A Resurgence of Unaccompanied Alien Children?

In the first seven months of FY2016, apprehensions of unaccompanied alien children (UAC) at the U.S.-Mexico border have approached levels close to what they were in FY2014 when such migration flows reached what were characterized as "crisis" proportions.

Unaccompanied alien children are statutorily defined as children who lack lawful immigration status in the United States, are under age 18, and lack a parent or legal guardian in the United States or a parent or legal guardian in the United States who is available to provide care and physical custody. They most often arrive at U.S. ports of entry or are apprehended along the U.S.-Mexico border. Less frequently, they are apprehended in the U.S. interior and determined to be juveniles and unaccompanied. UAC treatment and processing in the United States are governed by several statutes and a legal settlement.

Between FY2011 and FY2014, apprehensions of unaccompanied alien children at the U.S.-Mexico border increased each year: from 16,067 in FY2011 to 24,481 in FY2012, 38,759 in FY2013, and 68,541 in FY2014 (Figure 1). At the close of FY2014, the Border Patrol had apprehended more UAC than in any of the previous six years and close to four times as many as in FY2011.

After reaching a peak in FY2014, total UAC apprehensions dropped to 39,970 (a 42% decline) in FY2015. Yet, in the first seven months of FY2016 they numbered 32,952, a figure close to the amount (36,280) for the same period of FY2014. In comparison, UAC apprehensions numbered 18,889 during the first seven months of FY2015.

Almost all apprehended unaccompanied children originate from Guatemala, Honduras, El Salvador, and Mexico (Figure 1). Flows of UAC from Mexico rose in FY2009 and have remained relatively steady. In contrast, the number of apprehended children from Guatemala, Honduras, and El Salvador increased beginning in FY2012. In FY2009, for example, Mexican UAC accounted for 82% of all 19,668 UAC apprehensions, while the three other Central American countries accounted for 17% of the total. By the end of FY2014, those proportions had almost reversed, with Mexican children comprising 23% of total UAC apprehensions (68,541) for that fiscal year and children from the three other Central American countries comprising 75%. That trend has continued.
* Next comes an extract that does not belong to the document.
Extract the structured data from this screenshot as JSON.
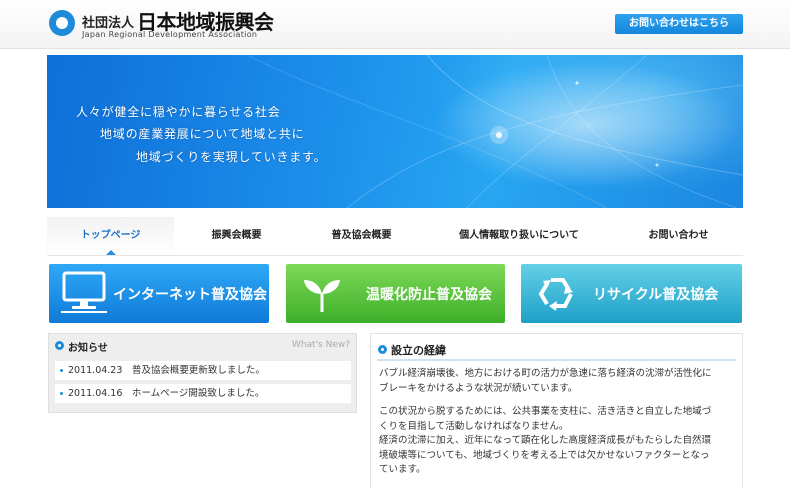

For all of FY2015 and the first seven months of FY2016, Mexican children comprised 28% and 21% of all UAC apprehensions, respectively.

Figure 1. UAC Apprehensions at the Southwest Border by Country of Origin, FY2008-FY2016

Sources: For FY2008-FY2013: U.S. Department of Homeland Security, United States Border Patrol, Juvenile and Adult ApprehensionsFiscal Year 2013. For FY2014-FY2016, Customs and Border Protection, "Southwest Border Unaccompanied Alien Children," http://www.cbp.gov/newsroom/stats/southwest-border-unaccompanied-children.

Notes: FY2016 figures represent seven months, from October 1, 2015, through April 30, 2016.

The majority of UAC apprehensions have occurred within the Rio Grande and Tucson border sectors. The proportions of UAC who are female or under the age of 13 have also increased in recent years.

Several federal agencies handle the apprehension, processing, and repatriation of UAC. The Department of Homeland Security's (DHS's) Customs and Border Protection (CBP) apprehends, processes, and initially detains UAC arrested along U.S. borders. DHS's Immigration and Customs Enforcement (ICE) transports UAC from CBP to the custody of the Department of Health and Human Services' Office of Refugee Resettlement (HHS-ORR), which is responsible for detaining, sheltering, and placement of UAC as they await an immigration hearing. For UAC who apply for asylum, DHS's U.S. Citizenship and Immigration Services (USCIS) adjudicates initial asylum petitions. The Department of Justice's (DOJ's) Executive Office of Immigration Review (EOIR) conducts immigration proceedings. ICE is responsible for returning UAC who are ordered removed from the United States.

HHS-ORR placements of UAC usually result in reunification with family members who reside in the United States. The number of unaccompanied children who will ultimately qualify for asylum or other forms of immigration relief that may allow them to remain in the United States remains unclear.

The FY2014 surge prompted the Administration to respond with several initiatives to unify efforts among federal agencies and to bolster programs geared toward unaccompanied children. Additionally, Congress increased funding for HHS and allowed DHS greater budget flexibility, among other actions taken. Since FY2014, the Administration has continued to request additional funding for programs geared toward unaccompanied children, and Congress has appropriated for some but not all such requests.